#### TASK STATEMENT:
Return every entry from the listing below unaltered.

#### RECORDS FOR THIS TASK:
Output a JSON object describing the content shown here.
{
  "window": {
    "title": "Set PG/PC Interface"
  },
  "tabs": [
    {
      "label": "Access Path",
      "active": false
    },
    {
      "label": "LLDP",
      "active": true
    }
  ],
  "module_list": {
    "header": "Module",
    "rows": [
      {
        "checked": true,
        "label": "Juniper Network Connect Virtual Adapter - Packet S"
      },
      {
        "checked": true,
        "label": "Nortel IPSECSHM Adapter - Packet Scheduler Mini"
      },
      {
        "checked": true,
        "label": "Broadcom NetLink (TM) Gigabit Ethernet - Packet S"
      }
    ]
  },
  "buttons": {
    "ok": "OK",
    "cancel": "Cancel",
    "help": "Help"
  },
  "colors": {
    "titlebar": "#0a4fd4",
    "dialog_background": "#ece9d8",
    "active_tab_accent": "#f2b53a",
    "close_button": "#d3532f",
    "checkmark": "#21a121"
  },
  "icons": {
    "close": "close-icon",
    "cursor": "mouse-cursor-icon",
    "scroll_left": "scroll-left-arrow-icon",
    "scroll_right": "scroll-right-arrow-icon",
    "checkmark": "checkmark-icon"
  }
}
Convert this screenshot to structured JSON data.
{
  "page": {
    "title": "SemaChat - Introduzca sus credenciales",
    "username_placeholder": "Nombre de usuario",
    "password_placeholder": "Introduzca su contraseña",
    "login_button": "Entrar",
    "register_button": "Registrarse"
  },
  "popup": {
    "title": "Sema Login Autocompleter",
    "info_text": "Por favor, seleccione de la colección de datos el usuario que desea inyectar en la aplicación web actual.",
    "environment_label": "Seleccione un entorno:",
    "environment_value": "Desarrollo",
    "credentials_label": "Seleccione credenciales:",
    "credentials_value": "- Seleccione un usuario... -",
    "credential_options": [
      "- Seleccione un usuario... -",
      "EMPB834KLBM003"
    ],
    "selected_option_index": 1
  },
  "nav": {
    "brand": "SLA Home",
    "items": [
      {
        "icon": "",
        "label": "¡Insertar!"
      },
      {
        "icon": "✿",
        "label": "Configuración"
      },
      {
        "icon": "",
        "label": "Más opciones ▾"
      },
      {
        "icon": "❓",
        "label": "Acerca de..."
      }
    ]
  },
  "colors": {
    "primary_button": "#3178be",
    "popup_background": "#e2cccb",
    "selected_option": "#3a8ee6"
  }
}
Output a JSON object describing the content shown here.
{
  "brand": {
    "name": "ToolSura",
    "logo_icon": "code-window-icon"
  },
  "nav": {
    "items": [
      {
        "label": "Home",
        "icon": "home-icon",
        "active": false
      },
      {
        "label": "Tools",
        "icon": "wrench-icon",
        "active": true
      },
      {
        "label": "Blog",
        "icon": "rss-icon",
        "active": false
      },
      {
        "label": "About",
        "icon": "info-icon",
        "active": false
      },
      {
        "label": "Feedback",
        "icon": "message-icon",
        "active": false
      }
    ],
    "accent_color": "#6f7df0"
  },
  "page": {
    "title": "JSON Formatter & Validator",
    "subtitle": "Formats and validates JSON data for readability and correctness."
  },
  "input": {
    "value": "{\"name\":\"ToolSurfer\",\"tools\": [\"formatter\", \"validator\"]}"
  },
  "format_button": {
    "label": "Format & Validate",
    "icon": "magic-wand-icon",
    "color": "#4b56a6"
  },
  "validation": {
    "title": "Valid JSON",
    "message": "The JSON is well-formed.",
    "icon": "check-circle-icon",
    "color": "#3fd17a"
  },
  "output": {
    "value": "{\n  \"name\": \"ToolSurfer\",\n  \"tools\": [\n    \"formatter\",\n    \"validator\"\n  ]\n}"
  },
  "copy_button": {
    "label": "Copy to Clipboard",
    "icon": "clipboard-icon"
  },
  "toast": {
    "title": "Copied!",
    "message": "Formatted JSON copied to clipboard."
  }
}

#### RESULT:
Output a JSON object describing the content shown here.
{
  "window": {
    "title": "Set PG/PC Interface"
  },
  "tabs": [
    {
      "label": "Access Path",
      "active": false
    },
    {
      "label": "LLDP",
      "active": true
    }
  ],
  "module_list": {
    "header": "Module",
    "rows": [
      {
        "checked": true,
        "label": "Juniper Network Connect Virtual Adapter - Packet S"
      },
      {
        "checked": true,
        "label": "Nortel IPSECSHM Adapter - Packet Scheduler Mini"
      },
      {
        "checked": true,
        "label": "Broadcom NetLink (TM) Gigabit Ethernet - Packet S"
      }
    ]
  },
  "buttons": {
    "ok": "OK",
    "cancel": "Cancel",
    "help": "Help"
  },
  "colors": {
    "titlebar": "#0a4fd4",
    "dialog_background": "#ece9d8",
    "active_tab_accent": "#f2b53a",
    "close_button": "#d3532f",
    "checkmark": "#21a121"
  },
  "icons": {
    "close": "close-icon",
    "cursor": "mouse-cursor-icon",
    "scroll_left": "scroll-left-arrow-icon",
    "scroll_right": "scroll-right-arrow-icon",
    "checkmark": "checkmark-icon"
  }
}
Convert this screenshot to structured JSON data.
{
  "page": {
    "title": "SemaChat - Introduzca sus credenciales",
    "username_placeholder": "Nombre de usuario",
    "password_placeholder": "Introduzca su contraseña",
    "login_button": "Entrar",
    "register_button": "Registrarse"
  },
  "popup": {
    "title": "Sema Login Autocompleter",
    "info_text": "Por favor, seleccione de la colección de datos el usuario que desea inyectar en la aplicación web actual.",
    "environment_label": "Seleccione un entorno:",
    "environment_value": "Desarrollo",
    "credentials_label": "Seleccione credenciales:",
    "credentials_value": "- Seleccione un usuario... -",
    "credential_options": [
      "- Seleccione un usuario... -",
      "EMPB834KLBM003"
    ],
    "selected_option_index": 1
  },
  "nav": {
    "brand": "SLA Home",
    "items": [
      {
        "icon": "",
        "label": "¡Insertar!"
      },
      {
        "icon": "✿",
        "label": "Configuración"
      },
      {
        "icon": "",
        "label": "Más opciones ▾"
      },
      {
        "icon": "❓",
        "label": "Acerca de..."
      }
    ]
  },
  "colors": {
    "primary_button": "#3178be",
    "popup_background": "#e2cccb",
    "selected_option": "#3a8ee6"
  }
}
Output a JSON object describing the content shown here.
{
  "brand": {
    "name": "ToolSura",
    "logo_icon": "code-window-icon"
  },
  "nav": {
    "items": [
      {
        "label": "Home",
        "icon": "home-icon",
        "active": false
      },
      {
        "label": "Tools",
        "icon": "wrench-icon",
        "active": true
      },
      {
        "label": "Blog",
        "icon": "rss-icon",
        "active": false
      },
      {
        "label": "About",
        "icon": "info-icon",
        "active": false
      },
      {
        "label": "Feedback",
        "icon": "message-icon",
        "active": false
      }
    ],
    "accent_color": "#6f7df0"
  },
  "page": {
    "title": "JSON Formatter & Validator",
    "subtitle": "Formats and validates JSON data for readability and correctness."
  },
  "input": {
    "value": "{\"name\":\"ToolSurfer\",\"tools\": [\"formatter\", \"validator\"]}"
  },
  "format_button": {
    "label": "Format & Validate",
    "icon": "magic-wand-icon",
    "color": "#4b56a6"
  },
  "validation": {
    "title": "Valid JSON",
    "message": "The JSON is well-formed.",
    "icon": "check-circle-icon",
    "color": "#3fd17a"
  },
  "output": {
    "value": "{\n  \"name\": \"ToolSurfer\",\n  \"tools\": [\n    \"formatter\",\n    \"validator\"\n  ]\n}"
  },
  "copy_button": {
    "label": "Copy to Clipboard",
    "icon": "clipboard-icon"
  },
  "toast": {
    "title": "Copied!",
    "message": "Formatted JSON copied to clipboard."
  }
}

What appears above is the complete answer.